Although shading is important when considering a system its effects can easily be combated through careful design and specialist equipment. Panels can be arranged into separate strings so that the impact of shading is limited to the modules in that particular series, or even better; power boxes can be used to manage each panel’s output individually limiting the effect of shading to the sole unit it affects.

3)      The financial returns aren’t good enough anymore.

Obviously the viability of a system is completely subjective but when considering current returns against say ISA accounts that offer 4% interest, a rate of return of 8-13% doesn’t sound that bad. The feed-in-tariff was originally designed to provide An IRR of 7% and with some systems achieving 15% it is clearly an area worth exploring.

4)      Panels will keep getting cheaper.

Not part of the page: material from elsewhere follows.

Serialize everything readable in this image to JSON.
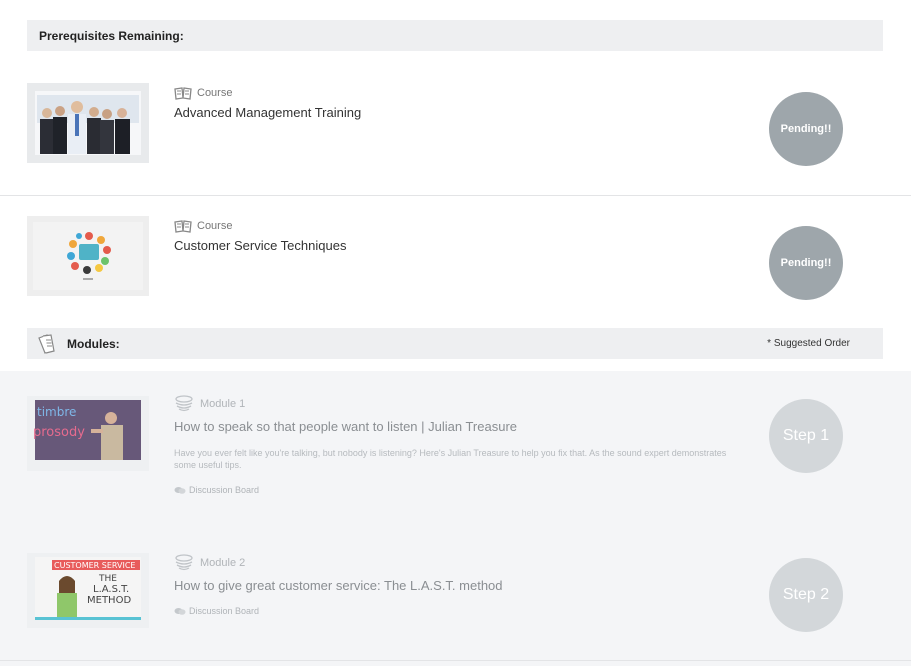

Although we may experience a small decrease of the cost of modules in the future it is unlikely to be anything like the meteoric change that occurred over the past year. Panel manufacturers were forced to reduce their profit margins by pressure from a very competitive industry, during an even more competitive time. The general consensus among industry experts is that panel prices have begun to stabilise and it is now the efficiency field that manufacturers will strive to improve.

5)      Solar systems don’t need any maintenance.

Maintenance is often overlooked by a number of installation companies, however we feel it’s an integral part of the package. Continuous monitoring and care of your system is essential to give you its maximum energy yield and best performance. Through monitoring potential faults can be pre-empted or quickly identified, minimising their impact on your financial return. It is also important to note that regular system maintenance can be a requirement on manufacture guarantees and insurance requirements.